Graham Hancock: Earth’s Forgotten History
GRAHAM HANCOCK’S books have sold more than five million copies worldwide and have been translated into 27 languages. His public lectures, radio and TV appearances, including two major TV series for Channel 4 in the UK and The Learning Channel in the US – Quest For The Lost Civilisation and Flooded Kingdoms of the Ice Age – have put his ideas before audiences of tens of millions. He has become recognised as an unconventional thinker who raises controversial questions about humanity’s past.
Born in Edinburgh, Scotland, Hancock’s early years were spent in India, where his father worked as a surgeon. Later he went to school and university in the northern English city of Durham and graduated from Durham University in 1973 with First Class Honours in Sociology. He went on to pursue a career in quality journalism, writing for many of Britain’s leading newspapers including The Times, The Sunday Times, The Independent, and The Guardian. He was co-editor of New Internationalist magazine from 1976-1979 and East Africa correspondent of The Economist from 1981-1983.
In the early 1980’s Hancock’s writing began to move consistently in the direction of books. His first book (Journey Through Pakistan, with photographers Mohamed Amin and Duncan Willetts) was published in 1981. It was followed by Under Ethiopian Skies (1983), co-authored with Richard Pankhurst and photographed by Duncan Willets, Ethiopia: The Challenge of Hunger (1984), and AIDS: The Deadly Epidemic (1986) co-authored with Enver Carim. In 1987 Hancock began work on his widely-acclaimed critique of foreign aid, Lords of Poverty, which was published in 1989. African Ark (with photographers Angela Fisher and Carol Beckwith) was published in 1990.
Hancock’s breakthrough to bestseller status came in 1992 with the publication of The Sign and The Seal, his epic investigation into the mystique and whereabouts today of the lost Ark of the Covenant. ‘Hancock has invented a new genre,’ commented The Guardian, ‘an intellectual whodunit by a do-it-yourself sleuth.’ Fingerprints of the Gods, published in 1995 confirmed Hancock’s growing reputation. Described as ‘one of the intellectual landmarks of the decade’ by the Literary Review, this book has now sold more than three million copies and continues to be in demand all around the world. Subsequent works such as Keeper Of Genesis (The Message of the Sphinx in the US) with co-author Robert Bauval, and Heaven’s Mirror, with photographer Santha Faiia, have also been Number 1 bestsellers, the latter accompanied by Hancock’s three-part television series Quest For the Lost Civilisation.
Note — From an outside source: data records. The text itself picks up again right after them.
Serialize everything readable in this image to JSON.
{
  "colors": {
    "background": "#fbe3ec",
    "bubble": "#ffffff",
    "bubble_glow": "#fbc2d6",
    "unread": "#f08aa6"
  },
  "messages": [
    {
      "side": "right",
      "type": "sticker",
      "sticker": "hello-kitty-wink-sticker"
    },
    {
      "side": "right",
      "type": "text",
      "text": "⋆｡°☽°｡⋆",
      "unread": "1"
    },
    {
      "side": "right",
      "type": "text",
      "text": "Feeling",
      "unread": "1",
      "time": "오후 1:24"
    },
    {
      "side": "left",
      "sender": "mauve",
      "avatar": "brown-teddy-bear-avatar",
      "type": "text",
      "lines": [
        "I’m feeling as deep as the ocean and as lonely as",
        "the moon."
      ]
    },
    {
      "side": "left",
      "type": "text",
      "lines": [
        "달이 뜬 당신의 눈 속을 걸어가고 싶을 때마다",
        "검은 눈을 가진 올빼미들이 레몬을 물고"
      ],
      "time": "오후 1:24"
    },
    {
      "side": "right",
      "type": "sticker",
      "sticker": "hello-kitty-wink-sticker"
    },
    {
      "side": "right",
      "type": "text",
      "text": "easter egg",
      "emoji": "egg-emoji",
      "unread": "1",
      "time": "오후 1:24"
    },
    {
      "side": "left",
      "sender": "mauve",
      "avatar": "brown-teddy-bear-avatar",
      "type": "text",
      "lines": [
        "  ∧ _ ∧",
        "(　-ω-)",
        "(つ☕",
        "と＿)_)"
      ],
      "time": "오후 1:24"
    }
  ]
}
In 2002 Hancock published Underworld: Flooded Kingdoms of the Ice Age to great critical acclaim, and hosted the accompanying major TV series. This was the culmination of years of research and on-hand dives at ancient underwater ruins. Arguing that many of the clues to the origin of civilization lay underwater, on coastal regions once above water but flooded at the end of the last Ice age, Underworld offered tangible archaeological evidence that myths and legends of ancient floods were not to be dismissed out of hand.
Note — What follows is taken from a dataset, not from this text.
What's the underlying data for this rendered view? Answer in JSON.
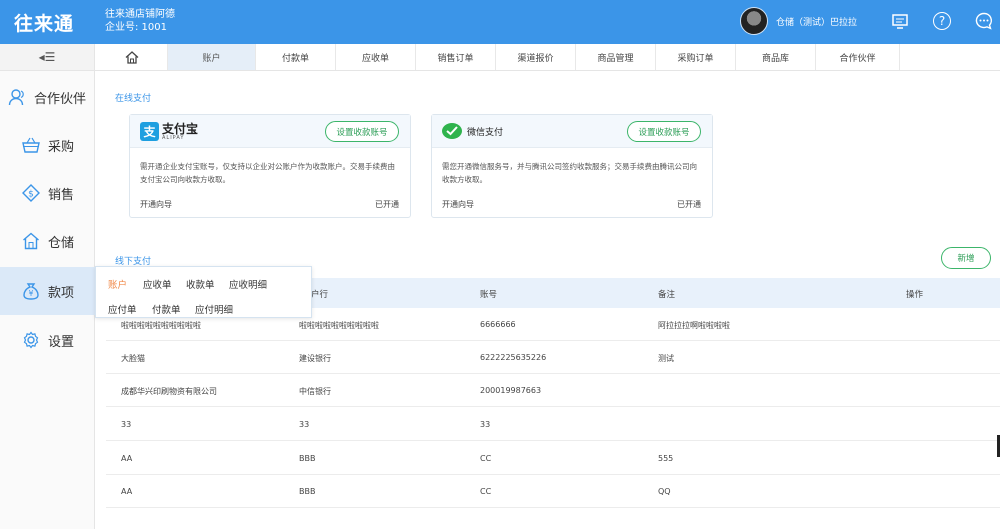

Graham’s next venture Talisman: Sacred Cities, Secret Faith, co-authored by Robert Bauval, was published in 2004. This work, a decade in preparation, returns to the themes last dealt with in Keeper Of Genesis, seeking further evidence for the continuation of a secret astronomical cult into modern times. It is a roller-coaster intellectual journey through the back streets and rat runs of history to uncover the traces in architecture and monuments of a secret religion that has shaped the world.
In 2005 Graham published Supernatural: Meetings with The Ancient Teachers of Mankind, an investigation of shamanism and the origins of religion. This controversial book suggests that experiences in altered states of consciousness have played a fundamental role in the evolution of human culture, and that other realities – indeed parallel worlds – surround us all the time but are not normally accessible to our senses.
While researching Supernatural, Hancock travelled to the Amazon to drink visionary brew Ayahuasca – the Vine of Souls – used by shamans for more than 4000 years. It was his experiences with the vine lead to his his first work of fiction, Entangled. Written with the same page-turning appeal that has made his non-fiction so popular Entangled tells the story of a supernatural battle of good against evil fought out across the dimension of time on the human plane. It was followed by two other novels, War God: Nights of the Witch and War God: Return of the Plumed Serpent — the first two volumes of his three volume supernatural adventure series on the Spanish conquest of Mexico. Returning to non-fiction Hancock has now completed Magicians of the Gods, the sequel to Fingerprints of the Gods. Published on 10 September 2015 in the UK and on 10 November 2015 in the US, Magicians is not an update of Fingerprints, but a completely new book presenting compelling new evidence for a lost civilisation and for the global cataclysm that swept it from the earth.